One advantage of Israel's sunny skies nine months of the year is the plethora of outdoor shopping and specialty markets vending everything from local souvenirs to Middle Eastern antiques, foodie delicacies and handmade goods by local craftsmen. The Israeli market (or 'shuk') is a fabulous way to spend your day, among other top attractions you’d be mad to miss. From the Carmel market to Mahane Yehuda, we've mapped out a host of places to shop 'til you drop…with the sun on your back. If you find yourself with a post-haggling adrenaline rush, release that energy at one of Israel's many festivals happening nearby.
Shop 'til you drop at these Israeli markets
An intoxicating fusion of colors, scents and sounds, Mahane Yehuda is Jerusalem’s biggest and oldest market. The stalls here sell everything from fresh produce to clothing and in recent years, Mahane Yehuda has also become a yuppie hub with designer boutiques and top chef restaurants.
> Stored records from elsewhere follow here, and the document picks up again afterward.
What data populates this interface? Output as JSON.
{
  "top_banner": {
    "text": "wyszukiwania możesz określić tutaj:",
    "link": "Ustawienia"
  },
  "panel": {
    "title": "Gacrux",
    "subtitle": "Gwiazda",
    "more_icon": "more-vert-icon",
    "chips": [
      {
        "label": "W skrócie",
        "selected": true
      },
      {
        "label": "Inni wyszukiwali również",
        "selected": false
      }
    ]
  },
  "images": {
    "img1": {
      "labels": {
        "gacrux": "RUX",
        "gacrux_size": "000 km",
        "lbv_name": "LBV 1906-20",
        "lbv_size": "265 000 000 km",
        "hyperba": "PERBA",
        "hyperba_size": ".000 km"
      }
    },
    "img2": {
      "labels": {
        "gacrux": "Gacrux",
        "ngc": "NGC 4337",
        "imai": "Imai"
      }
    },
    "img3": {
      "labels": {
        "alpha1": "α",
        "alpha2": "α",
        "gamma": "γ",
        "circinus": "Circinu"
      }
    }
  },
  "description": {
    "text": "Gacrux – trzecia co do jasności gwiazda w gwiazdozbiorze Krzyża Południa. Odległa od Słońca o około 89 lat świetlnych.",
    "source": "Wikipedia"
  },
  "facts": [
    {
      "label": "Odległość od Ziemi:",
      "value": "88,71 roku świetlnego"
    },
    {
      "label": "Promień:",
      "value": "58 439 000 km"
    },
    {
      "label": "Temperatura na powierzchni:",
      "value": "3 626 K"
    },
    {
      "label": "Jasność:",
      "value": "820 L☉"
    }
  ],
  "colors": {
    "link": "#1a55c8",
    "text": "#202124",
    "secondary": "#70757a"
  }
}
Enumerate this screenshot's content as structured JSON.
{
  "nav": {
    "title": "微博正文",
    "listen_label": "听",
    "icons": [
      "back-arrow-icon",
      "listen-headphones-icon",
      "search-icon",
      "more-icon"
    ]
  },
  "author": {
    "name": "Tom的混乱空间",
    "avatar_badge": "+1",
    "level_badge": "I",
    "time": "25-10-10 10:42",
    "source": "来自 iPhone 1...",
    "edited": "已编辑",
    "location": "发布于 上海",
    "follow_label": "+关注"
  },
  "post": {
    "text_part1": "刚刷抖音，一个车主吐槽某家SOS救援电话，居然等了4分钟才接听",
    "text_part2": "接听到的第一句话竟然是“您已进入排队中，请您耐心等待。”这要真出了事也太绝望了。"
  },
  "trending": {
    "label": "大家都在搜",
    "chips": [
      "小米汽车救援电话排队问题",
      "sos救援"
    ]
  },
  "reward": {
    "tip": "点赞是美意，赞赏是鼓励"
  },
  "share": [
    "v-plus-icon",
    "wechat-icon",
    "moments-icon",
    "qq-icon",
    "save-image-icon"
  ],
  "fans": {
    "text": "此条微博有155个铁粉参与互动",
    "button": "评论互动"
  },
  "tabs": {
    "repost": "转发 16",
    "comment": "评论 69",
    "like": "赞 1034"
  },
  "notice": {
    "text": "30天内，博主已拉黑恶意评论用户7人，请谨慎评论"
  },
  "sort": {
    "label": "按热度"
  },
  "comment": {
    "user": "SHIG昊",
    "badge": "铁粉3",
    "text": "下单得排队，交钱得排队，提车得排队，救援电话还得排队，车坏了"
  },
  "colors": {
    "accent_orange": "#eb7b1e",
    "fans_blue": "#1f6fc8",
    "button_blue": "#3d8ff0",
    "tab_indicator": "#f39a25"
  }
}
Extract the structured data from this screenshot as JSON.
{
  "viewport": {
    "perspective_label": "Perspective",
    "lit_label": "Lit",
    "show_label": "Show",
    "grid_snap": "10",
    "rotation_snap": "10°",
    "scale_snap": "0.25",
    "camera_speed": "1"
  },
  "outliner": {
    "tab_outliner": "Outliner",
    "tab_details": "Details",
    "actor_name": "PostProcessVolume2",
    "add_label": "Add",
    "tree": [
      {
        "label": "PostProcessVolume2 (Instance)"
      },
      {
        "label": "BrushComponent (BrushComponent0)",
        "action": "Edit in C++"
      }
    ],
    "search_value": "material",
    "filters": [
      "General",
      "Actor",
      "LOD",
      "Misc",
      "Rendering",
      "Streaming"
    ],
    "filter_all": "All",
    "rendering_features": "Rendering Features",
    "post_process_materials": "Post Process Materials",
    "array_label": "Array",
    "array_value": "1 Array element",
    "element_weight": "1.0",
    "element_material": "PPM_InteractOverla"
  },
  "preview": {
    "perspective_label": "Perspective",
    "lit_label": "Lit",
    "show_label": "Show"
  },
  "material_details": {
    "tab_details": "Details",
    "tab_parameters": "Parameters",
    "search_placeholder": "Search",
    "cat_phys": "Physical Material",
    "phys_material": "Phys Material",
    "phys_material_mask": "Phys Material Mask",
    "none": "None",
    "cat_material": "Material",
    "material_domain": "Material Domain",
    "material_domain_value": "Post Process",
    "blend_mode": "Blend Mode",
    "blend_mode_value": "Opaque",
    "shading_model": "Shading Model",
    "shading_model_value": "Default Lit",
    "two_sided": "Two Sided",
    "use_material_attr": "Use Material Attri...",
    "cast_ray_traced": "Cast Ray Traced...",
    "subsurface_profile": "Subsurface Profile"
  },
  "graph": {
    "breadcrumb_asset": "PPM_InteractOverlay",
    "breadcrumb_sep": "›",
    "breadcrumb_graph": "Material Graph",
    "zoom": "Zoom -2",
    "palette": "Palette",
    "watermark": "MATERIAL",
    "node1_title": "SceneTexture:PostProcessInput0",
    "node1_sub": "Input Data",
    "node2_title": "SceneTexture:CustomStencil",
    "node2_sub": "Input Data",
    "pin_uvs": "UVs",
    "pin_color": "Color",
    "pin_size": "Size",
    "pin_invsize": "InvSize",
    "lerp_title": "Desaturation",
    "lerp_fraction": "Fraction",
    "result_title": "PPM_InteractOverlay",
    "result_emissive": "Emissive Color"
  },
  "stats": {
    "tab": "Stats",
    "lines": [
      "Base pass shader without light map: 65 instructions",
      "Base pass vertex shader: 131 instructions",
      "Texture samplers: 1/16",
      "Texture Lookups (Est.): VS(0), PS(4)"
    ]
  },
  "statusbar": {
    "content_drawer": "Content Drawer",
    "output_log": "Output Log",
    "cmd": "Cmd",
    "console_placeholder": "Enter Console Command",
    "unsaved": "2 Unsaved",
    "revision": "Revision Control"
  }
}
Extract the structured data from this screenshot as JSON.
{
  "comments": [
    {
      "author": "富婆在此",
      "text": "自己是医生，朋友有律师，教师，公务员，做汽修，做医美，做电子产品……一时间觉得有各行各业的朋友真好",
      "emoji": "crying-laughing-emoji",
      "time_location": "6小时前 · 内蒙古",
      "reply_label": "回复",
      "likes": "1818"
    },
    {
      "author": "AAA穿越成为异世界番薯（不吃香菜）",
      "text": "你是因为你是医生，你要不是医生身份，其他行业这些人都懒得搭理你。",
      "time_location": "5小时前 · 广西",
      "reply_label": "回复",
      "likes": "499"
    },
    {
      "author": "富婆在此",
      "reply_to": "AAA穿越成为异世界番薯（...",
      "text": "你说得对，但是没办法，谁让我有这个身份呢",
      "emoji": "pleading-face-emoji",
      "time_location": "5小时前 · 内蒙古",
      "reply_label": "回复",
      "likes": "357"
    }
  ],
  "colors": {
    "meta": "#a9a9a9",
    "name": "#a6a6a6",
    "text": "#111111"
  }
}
Specializing in fresh produce and clothes, Carmel Market is Tel Aviv’s largest and busiest market. With dozens of stalls selling fresh meat, fish, fruit and vegetables and the likes, you can take in all the sights, sounds and smells the Carmel Market has to offer while hunting for the cheapest bargain. The market is especially busy on Fridays, so be sure to get there early for your Shabbat fixings.
Poor quality bric-a-brac lies alongside vintage treasures and antique furniture in Jaffa’s flea market. Of all the places to work your haggling skills, this is it. Even just wandering among the clothes stalls, traipsing around secondhand stores or grabbing some authentic street food is enough to make for a blissful day.
Sarona Compound, a 140-year-old former Templar colony, is the first culinary center of its kind in Israel. An 8,700-square-meter market houses dozens of specialty food shops from all around the world. Inside the market, you’ll find everything imaginable from Dutch cheese to waffle towers and even Asian buns. Just outside the indoor market, dozens of clothing, book and shoe stores line its lanes, interspersed with lily ponds and grassy areas to relax.
The flea market in Haifa's Lower City is a gem for vintage lovers and collectors, but a recent facelift has opened the area to the wider public. On weekdays, the market is quiet, operating solely during morning hours, but it comes to life on Saturdays and Sundays selling everything from old enamel utensils and used sneakers to ornaments and cut class.
With a distinctive Arabian nights feel to it, the Arab market – or souq – located in the Christian and Muslim Quarters of the Old City is a labyrinth of alleyways lined with shops selling everything from handmade jewelry and exotic scarves to hookahs and ceramics.
A symbol of coexistence between Arab and Jewish residents, this small, yet colorful market in the heart of the Wadi Nisnas neighborhood has been a sensory celebration for decades. It’s flooded with bakeries, delis, coffee shops, fresh seafood, falafel stands, restaurants, fruits and vegetables..
Running the length of Levinsky Street in South Tel Aviv, Shuk Levinsky has a massive range of products, from dried fruit to soaps, spices and nuts. The Levinsky Market is filled with cuisine from cultures all around the world and has ingredients that provide the perfect addition to just about any meal. Among the stores to visit are bakeries, delicatessens and restaurants. Certain shops and restaurants are unique to the shuk, and cannot be found anywhere else in Tel Aviv. The magic Shuk Levinsky lies in the deep history of culinary growth and discovery, stories that continue to appeal to local residents and foreign visitors alike.